Remembering those who died in borough pit disaster
A community will come together this weekend for a massive milestone commemoration of a notable pit tragedy in the borough.
Hundreds of people are expected to turn out on Sunday to remember the 10 lives lost in the Golborne mining disaster 40 years ago.
As befits a major anniversary organisers are hoping it will be a high-profile affair, with a parade led by a brass band through the town’s streets before a memorial church service and a reunion afterwards.
The Bishop of Liverpool and the mayors of Wigan and St Helens will be there and Jo Platt, who raised the matterin Parliament this week and got an expression of sympathy from the prime minister, is also attending.
The anniversary will recall the dreadful day in March 1979 when there was an underground explosion in the pit.
Golborne Ex-Miners, who work to keep the memory of the area’s colliery past alive, have sold more than 3,000 badges to customers far and wide to mark the milestone.
And ahead of the anniversary they have been speaking about local history to both primary and secondary school pupils in Golborne as well as putting on an exhibition of colliery memorabilia in the library which runs until Easter.
Eric Foster, secretary of the organisation, said: “We’ve been having processions every five years since the 20th anniversary.
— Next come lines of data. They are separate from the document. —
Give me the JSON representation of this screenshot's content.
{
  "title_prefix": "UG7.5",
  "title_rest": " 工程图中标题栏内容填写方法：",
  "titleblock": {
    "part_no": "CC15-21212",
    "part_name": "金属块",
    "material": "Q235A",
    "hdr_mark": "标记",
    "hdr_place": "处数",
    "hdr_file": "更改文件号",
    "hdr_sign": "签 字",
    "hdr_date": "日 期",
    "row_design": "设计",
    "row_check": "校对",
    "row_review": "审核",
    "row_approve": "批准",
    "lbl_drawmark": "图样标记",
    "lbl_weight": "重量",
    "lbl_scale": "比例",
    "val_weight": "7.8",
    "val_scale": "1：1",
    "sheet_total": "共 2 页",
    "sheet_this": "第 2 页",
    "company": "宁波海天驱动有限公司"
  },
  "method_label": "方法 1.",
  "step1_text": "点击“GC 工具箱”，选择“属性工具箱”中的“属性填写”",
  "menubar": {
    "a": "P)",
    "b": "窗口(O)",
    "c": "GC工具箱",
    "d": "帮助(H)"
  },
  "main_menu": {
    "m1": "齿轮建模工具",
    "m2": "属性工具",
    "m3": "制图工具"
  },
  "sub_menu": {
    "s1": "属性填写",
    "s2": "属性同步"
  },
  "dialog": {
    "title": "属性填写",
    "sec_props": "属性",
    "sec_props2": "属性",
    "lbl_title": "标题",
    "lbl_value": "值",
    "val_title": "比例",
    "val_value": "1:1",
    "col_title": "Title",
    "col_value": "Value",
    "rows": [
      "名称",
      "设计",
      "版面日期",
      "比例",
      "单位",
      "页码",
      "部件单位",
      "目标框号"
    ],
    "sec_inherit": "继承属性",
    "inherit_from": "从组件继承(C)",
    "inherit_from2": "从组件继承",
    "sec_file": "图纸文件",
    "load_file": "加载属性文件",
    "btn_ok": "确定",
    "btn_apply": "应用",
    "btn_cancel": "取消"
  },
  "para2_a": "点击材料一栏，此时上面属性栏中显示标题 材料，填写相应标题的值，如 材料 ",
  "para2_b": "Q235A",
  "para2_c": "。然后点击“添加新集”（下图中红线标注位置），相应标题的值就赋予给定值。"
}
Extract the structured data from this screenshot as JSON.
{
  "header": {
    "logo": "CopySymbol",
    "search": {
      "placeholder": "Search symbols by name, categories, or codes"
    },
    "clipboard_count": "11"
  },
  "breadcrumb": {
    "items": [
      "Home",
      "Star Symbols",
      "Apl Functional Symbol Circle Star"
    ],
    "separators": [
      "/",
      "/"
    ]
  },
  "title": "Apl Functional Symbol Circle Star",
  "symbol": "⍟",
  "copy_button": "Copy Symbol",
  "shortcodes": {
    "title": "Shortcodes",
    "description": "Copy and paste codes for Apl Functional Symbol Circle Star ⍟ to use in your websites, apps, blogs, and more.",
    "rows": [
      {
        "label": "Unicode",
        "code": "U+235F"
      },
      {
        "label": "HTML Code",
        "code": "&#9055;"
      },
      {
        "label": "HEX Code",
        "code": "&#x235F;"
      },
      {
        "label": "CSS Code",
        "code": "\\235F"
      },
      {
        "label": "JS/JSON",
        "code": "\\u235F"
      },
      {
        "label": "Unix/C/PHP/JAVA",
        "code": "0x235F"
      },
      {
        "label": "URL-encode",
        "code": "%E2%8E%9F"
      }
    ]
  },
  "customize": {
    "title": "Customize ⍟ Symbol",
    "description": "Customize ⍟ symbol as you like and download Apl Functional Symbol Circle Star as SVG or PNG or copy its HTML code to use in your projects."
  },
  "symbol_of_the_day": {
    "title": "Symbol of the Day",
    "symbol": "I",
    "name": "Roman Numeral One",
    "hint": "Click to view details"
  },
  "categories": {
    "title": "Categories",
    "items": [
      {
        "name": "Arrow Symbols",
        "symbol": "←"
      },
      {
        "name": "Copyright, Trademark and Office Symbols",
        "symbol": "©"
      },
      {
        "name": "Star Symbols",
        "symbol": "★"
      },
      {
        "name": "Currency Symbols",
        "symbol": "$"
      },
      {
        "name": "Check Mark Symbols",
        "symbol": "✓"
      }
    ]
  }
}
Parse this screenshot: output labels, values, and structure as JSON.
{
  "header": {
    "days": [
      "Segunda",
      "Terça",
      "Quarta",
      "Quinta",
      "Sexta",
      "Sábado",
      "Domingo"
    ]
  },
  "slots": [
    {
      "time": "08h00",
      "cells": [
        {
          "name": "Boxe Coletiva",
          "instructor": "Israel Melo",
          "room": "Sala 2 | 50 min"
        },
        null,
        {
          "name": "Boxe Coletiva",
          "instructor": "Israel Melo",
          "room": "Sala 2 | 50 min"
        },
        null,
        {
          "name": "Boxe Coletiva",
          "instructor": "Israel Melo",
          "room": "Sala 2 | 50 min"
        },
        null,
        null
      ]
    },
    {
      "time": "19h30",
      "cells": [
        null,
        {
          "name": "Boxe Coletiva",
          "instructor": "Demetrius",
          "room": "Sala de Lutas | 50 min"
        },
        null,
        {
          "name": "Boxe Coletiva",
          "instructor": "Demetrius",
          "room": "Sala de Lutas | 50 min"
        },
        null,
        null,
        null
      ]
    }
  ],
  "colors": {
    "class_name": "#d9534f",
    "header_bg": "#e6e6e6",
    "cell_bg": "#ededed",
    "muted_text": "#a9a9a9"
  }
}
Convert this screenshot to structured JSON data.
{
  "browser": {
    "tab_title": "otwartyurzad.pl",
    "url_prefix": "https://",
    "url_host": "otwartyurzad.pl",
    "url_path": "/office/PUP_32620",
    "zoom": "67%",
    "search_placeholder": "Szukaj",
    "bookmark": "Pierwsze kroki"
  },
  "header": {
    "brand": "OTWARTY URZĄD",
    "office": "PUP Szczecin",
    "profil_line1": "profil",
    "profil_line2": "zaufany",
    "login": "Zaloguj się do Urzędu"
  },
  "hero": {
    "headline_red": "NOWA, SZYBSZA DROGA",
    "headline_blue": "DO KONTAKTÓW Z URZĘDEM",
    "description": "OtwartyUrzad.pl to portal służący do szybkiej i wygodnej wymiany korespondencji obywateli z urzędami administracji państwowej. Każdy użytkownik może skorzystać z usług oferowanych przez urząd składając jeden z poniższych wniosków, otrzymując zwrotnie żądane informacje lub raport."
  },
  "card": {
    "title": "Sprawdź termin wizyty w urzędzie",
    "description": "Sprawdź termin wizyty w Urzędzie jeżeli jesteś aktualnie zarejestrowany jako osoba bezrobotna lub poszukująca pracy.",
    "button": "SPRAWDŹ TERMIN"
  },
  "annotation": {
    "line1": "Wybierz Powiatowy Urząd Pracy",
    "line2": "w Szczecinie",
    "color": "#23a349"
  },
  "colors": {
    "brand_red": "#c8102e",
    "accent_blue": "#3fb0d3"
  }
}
It has become a real tradition in Golborne.
“This is a bit more significant this year because it is still within living memory. The families are here and we’re still here so we thought we would make it really special.
“People are coming from far and wide. The two daughters of John McKenna, one of those who died, are coming from Australia and we’ve sold badges in South Africa, Saudi Arabia and the south of England and Wales.
“It’s very important to remember and preserve the memory of the way of life in the pits as best we can.
“We’re committed to the memory of the 10 lads who were killed and families greatly appreciate what we are doing.”
Marchers and watchers alike should congregate outside the Queen Anne pub from around 1.30pm, with the procession beginning at 2pm.
The service at St Thomas’ Church will start around 2.30pm and after that mining families and ex-workers will come together once again at All Saints Catholic Club.
The ex-miners have been fund-raising for the 40th anniversary for several years with events including musical evenings.
Mr Foster said memory of the area’s industrial past was in danger of fading and spoke of the enormous impact ending mining for coal in Golborne had.
He said: “The pit employed 800 men and women. People were coming and going 24/7, businesses and pubs were thriving. I’ve lost count of how many things have gone; pubs, clubs, tobacconists where miners would buy chewing tobacco, pie shops.
“Since the colliery shut down the heart has gone out of Golborne. It has become like many places, a ghost town.
“What we’re trying to do is put something back into Golborne.”
The 40th anniversary of the Golborne pit disaster takes place on Sunday.